*** Opening of SOURCE DATA ***

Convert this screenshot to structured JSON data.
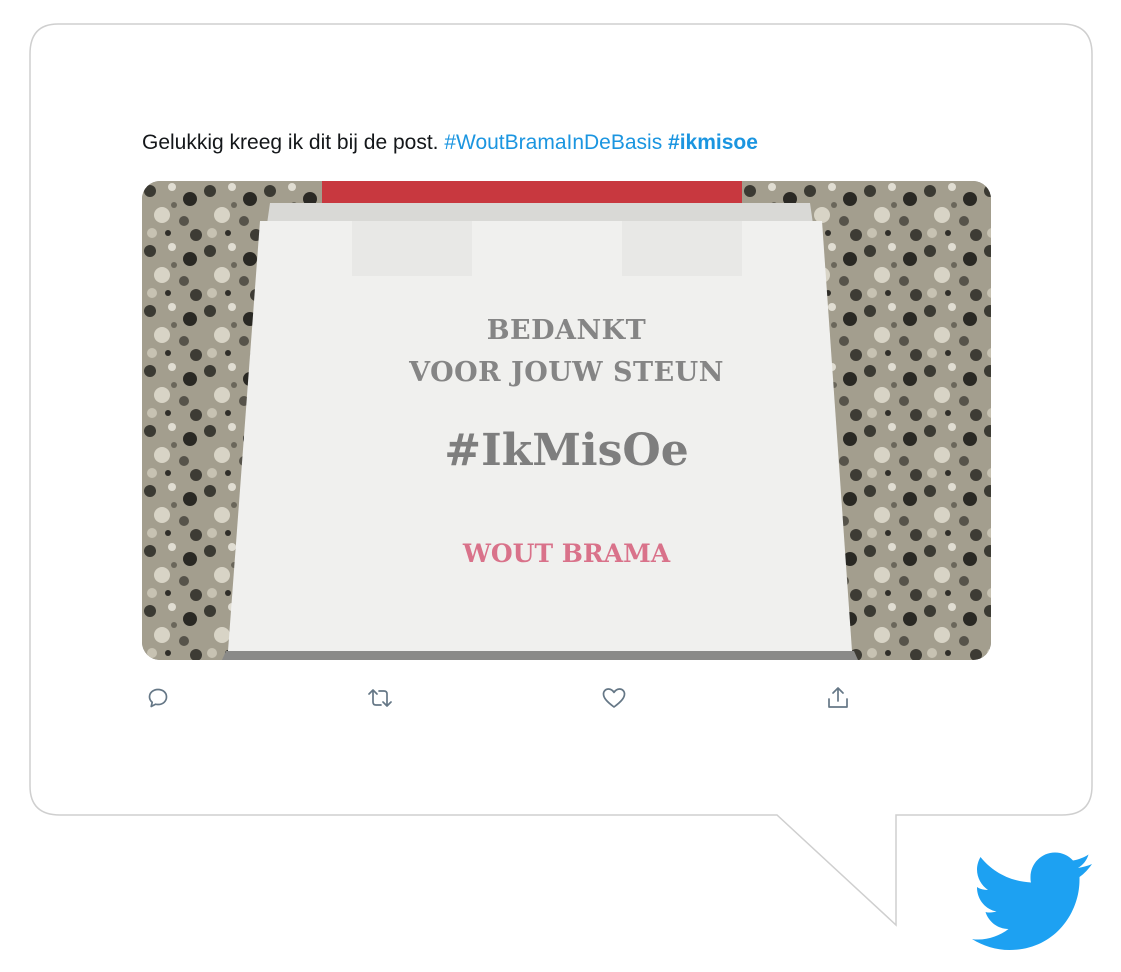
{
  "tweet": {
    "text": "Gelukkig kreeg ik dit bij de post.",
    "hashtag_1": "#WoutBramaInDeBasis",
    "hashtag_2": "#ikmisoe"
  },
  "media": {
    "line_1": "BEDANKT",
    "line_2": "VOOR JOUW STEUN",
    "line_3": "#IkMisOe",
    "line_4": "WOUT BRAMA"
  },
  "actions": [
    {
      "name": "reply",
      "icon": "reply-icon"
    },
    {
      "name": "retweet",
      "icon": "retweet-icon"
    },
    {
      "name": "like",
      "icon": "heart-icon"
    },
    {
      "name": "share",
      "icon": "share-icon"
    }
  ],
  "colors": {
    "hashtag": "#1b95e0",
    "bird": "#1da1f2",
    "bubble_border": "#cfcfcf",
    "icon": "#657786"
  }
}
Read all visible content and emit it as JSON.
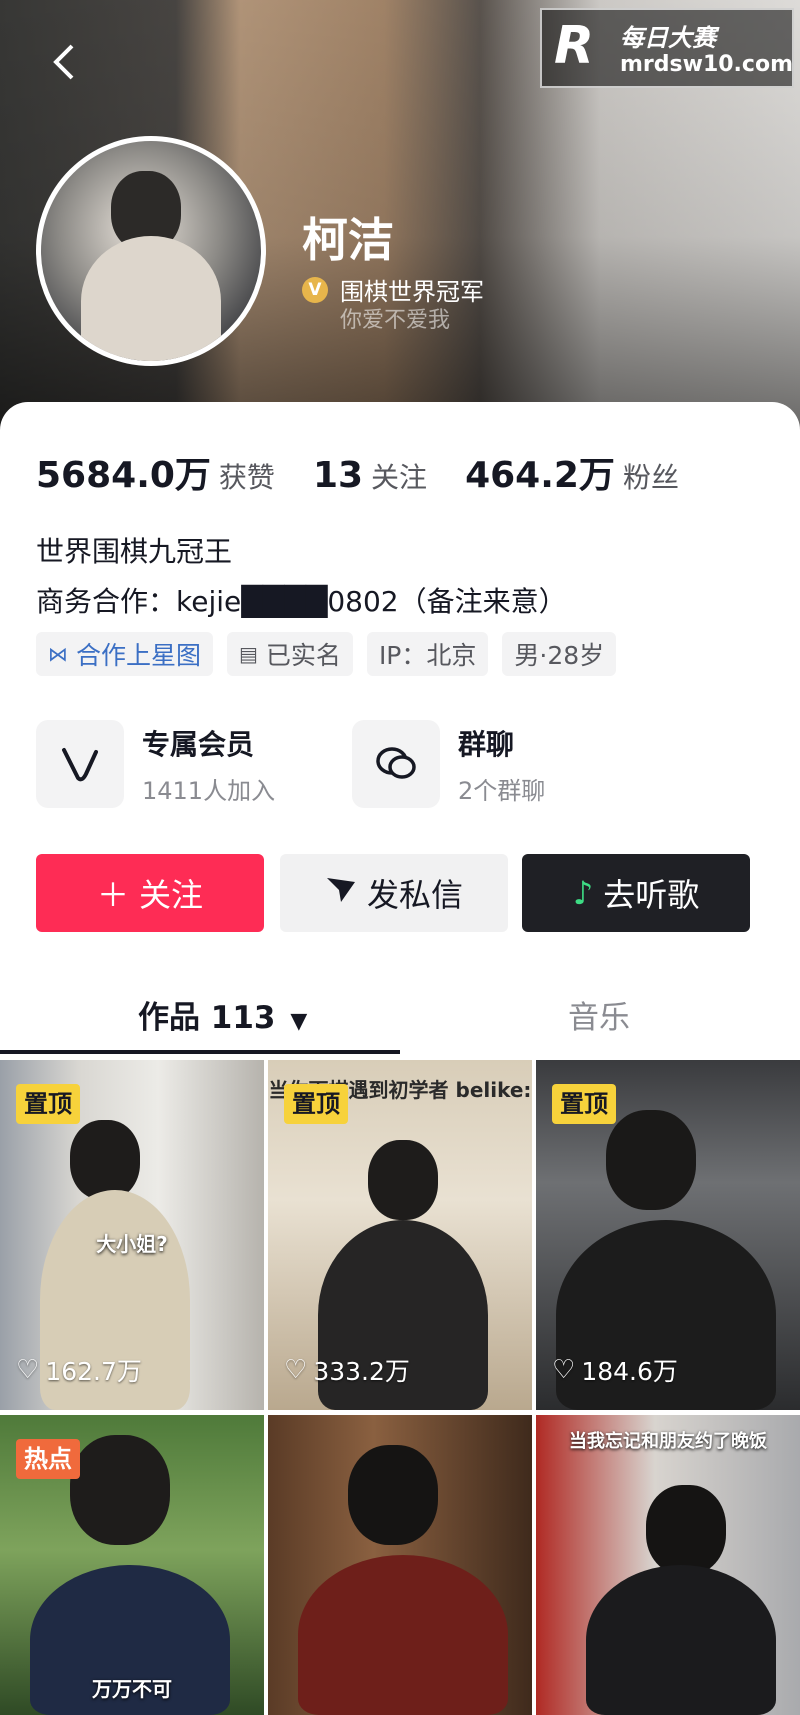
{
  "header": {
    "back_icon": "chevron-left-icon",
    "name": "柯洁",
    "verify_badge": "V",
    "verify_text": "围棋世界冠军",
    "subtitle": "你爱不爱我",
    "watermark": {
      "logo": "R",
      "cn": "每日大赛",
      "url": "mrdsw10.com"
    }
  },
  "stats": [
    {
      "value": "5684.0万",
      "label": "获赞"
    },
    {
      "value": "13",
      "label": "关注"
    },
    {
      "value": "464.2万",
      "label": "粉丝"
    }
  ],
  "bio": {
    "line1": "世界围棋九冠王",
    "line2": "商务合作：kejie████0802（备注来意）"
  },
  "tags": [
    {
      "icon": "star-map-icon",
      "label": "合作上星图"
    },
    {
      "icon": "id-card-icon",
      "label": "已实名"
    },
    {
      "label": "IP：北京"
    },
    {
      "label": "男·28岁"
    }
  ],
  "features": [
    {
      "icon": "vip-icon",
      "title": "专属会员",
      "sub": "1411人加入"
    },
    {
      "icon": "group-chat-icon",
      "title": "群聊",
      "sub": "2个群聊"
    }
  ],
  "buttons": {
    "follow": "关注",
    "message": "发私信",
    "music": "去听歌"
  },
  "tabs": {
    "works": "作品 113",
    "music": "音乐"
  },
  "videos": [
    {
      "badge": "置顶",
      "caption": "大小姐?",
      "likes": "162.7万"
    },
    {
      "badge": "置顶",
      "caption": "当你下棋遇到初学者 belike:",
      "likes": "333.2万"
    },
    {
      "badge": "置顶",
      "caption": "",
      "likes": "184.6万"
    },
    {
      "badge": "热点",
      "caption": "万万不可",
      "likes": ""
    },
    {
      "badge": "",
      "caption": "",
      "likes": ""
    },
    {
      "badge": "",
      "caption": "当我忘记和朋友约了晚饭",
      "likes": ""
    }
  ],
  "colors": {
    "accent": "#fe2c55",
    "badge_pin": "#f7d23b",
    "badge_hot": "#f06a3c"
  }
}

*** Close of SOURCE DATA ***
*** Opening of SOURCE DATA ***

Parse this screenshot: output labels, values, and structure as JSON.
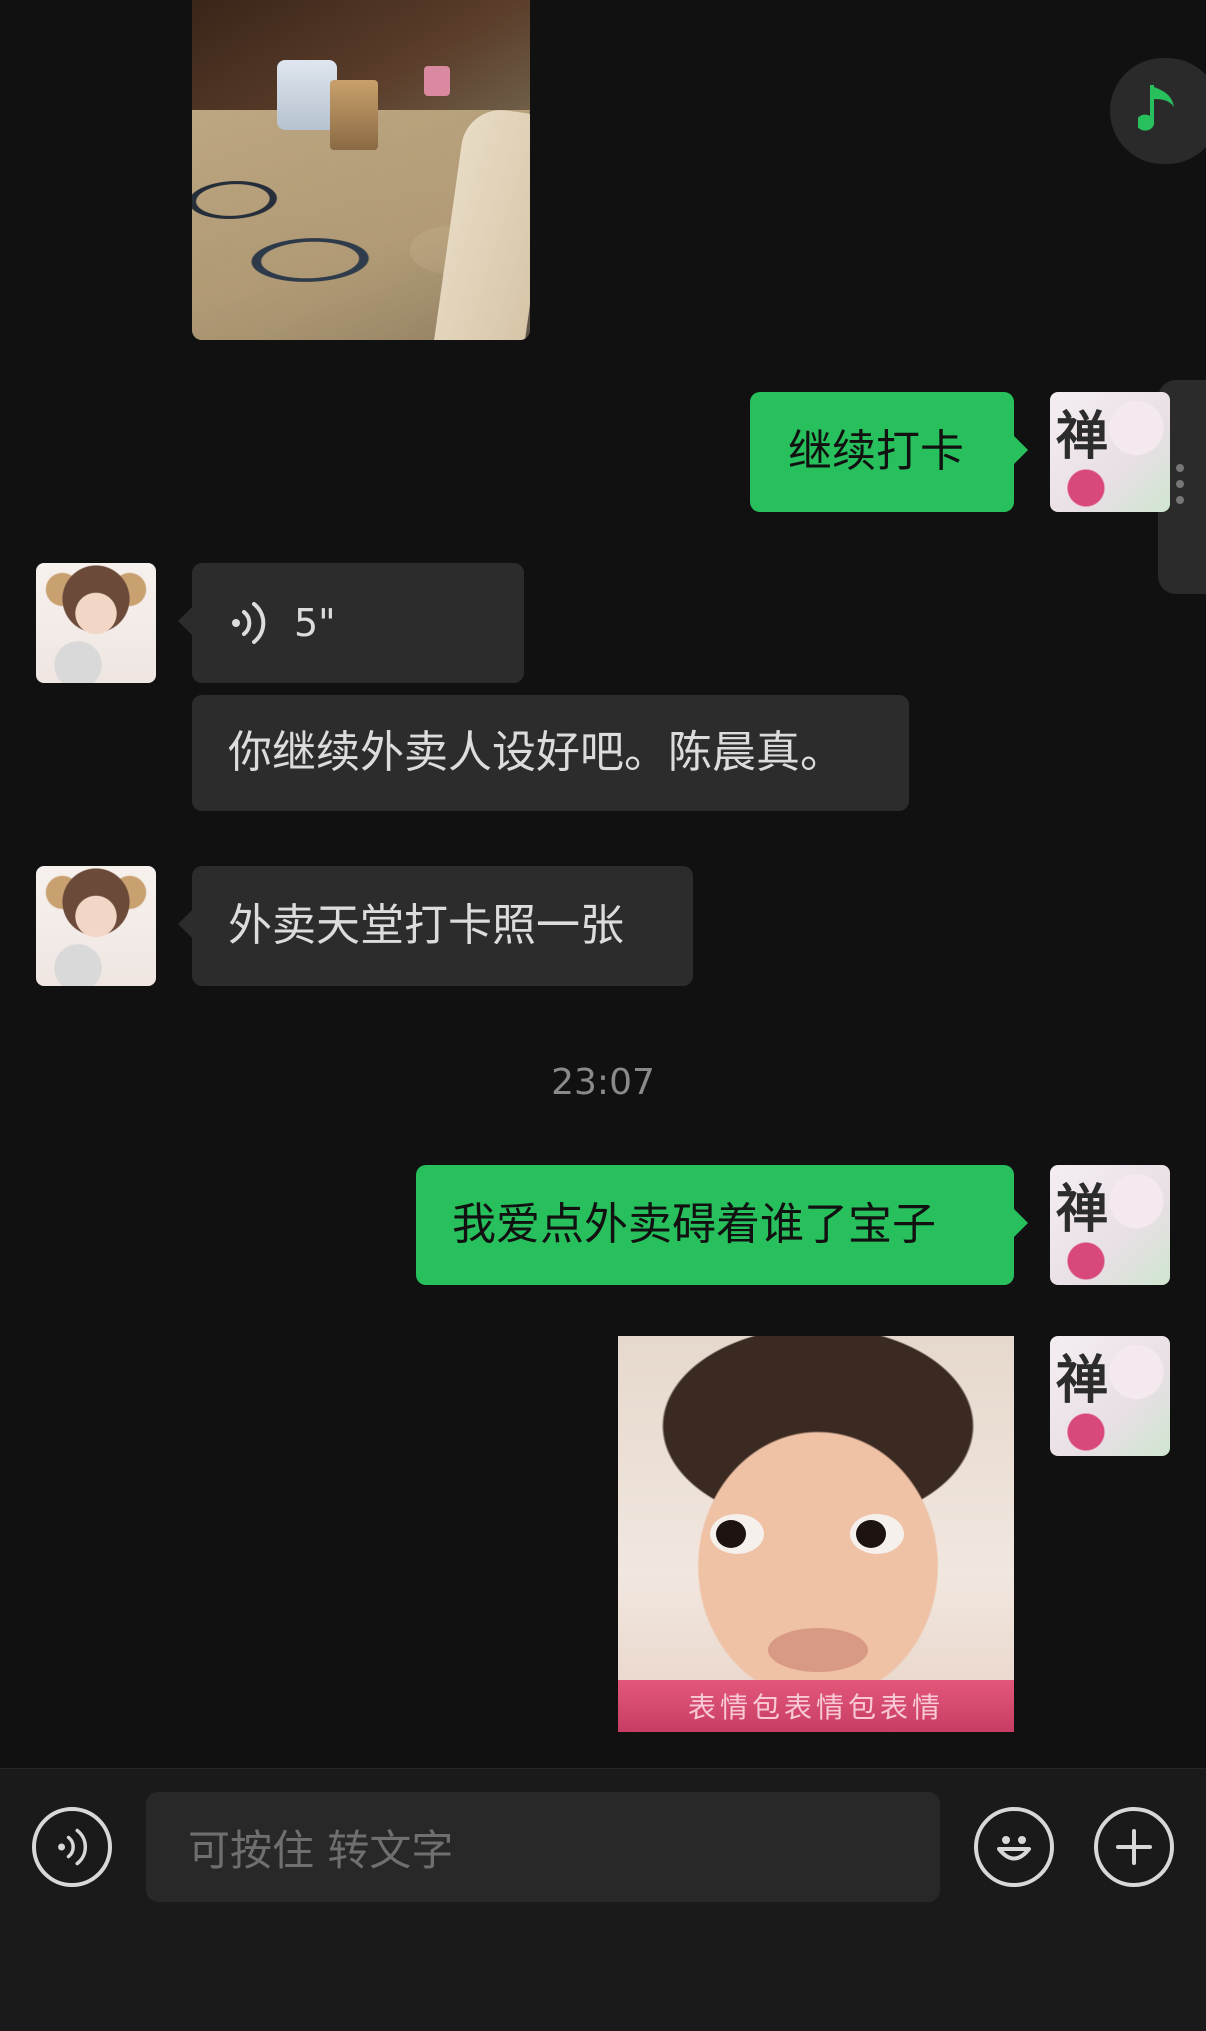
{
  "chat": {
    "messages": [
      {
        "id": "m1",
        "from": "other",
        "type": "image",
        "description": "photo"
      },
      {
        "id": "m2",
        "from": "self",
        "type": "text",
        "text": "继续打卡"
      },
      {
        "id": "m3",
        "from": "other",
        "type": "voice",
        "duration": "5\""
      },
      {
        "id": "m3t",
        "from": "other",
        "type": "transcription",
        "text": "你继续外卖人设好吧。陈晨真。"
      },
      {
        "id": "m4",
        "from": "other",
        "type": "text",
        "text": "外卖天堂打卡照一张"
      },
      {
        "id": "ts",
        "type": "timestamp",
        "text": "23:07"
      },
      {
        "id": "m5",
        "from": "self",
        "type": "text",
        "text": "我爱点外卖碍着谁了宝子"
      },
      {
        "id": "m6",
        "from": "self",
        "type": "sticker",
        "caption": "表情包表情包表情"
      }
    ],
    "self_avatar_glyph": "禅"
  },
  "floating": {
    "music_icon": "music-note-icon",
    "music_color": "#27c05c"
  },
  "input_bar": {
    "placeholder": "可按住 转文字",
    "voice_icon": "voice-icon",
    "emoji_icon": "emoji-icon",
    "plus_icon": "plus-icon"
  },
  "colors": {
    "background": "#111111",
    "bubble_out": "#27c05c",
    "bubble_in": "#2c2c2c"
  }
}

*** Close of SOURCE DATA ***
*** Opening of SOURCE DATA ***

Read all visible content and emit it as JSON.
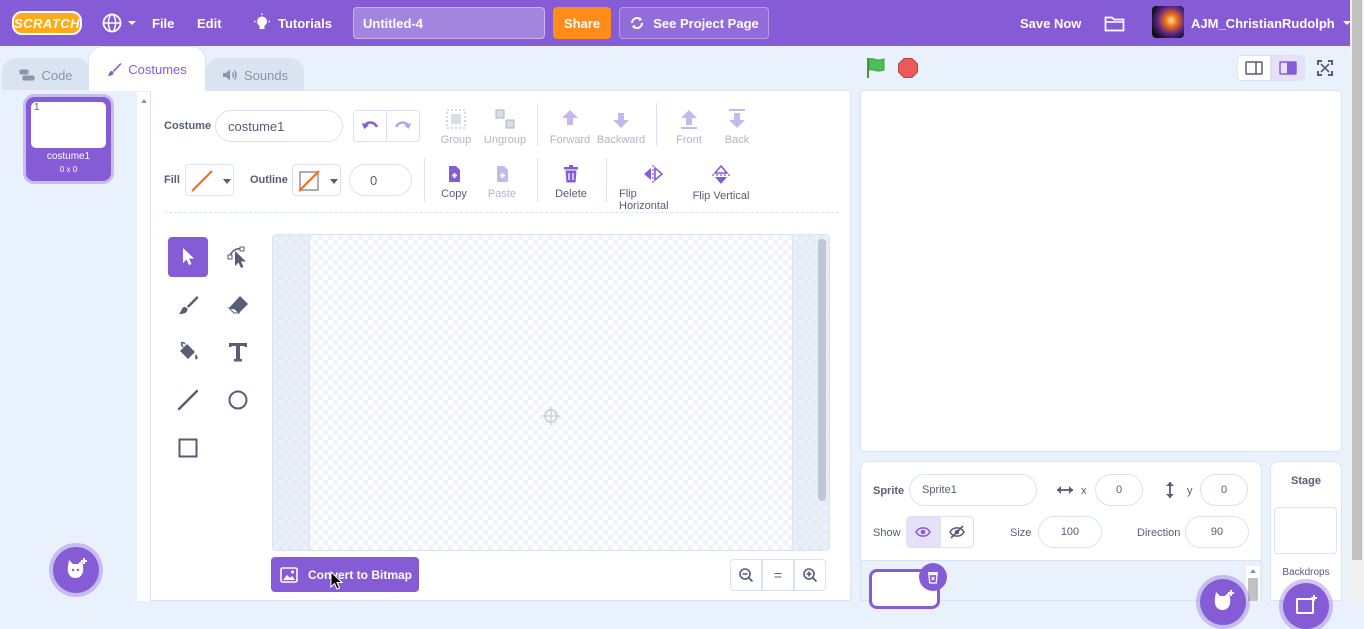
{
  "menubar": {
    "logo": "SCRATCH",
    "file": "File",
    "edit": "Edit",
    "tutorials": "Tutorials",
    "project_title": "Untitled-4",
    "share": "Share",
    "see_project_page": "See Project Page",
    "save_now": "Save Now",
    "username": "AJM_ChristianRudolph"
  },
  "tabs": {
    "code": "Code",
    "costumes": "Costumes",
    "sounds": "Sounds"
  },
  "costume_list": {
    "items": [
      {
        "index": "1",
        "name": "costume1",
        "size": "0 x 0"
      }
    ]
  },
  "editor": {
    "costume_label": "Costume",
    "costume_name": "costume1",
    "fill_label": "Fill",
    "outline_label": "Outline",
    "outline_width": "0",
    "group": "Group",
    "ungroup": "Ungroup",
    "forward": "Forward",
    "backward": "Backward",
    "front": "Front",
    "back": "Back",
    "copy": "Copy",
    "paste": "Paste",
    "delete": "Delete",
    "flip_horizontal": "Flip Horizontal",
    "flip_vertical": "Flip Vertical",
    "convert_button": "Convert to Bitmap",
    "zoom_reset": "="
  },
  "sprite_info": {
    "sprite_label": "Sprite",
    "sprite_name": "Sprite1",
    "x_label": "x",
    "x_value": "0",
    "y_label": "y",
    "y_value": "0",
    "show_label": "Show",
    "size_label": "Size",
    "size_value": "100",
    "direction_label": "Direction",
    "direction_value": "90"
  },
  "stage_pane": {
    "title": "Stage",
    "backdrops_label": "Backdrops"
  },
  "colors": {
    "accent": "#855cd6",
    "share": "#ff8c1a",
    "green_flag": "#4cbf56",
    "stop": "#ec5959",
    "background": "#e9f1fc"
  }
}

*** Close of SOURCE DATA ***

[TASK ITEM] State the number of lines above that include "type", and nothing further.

[RESPONSE TO THE EXERCISE] 8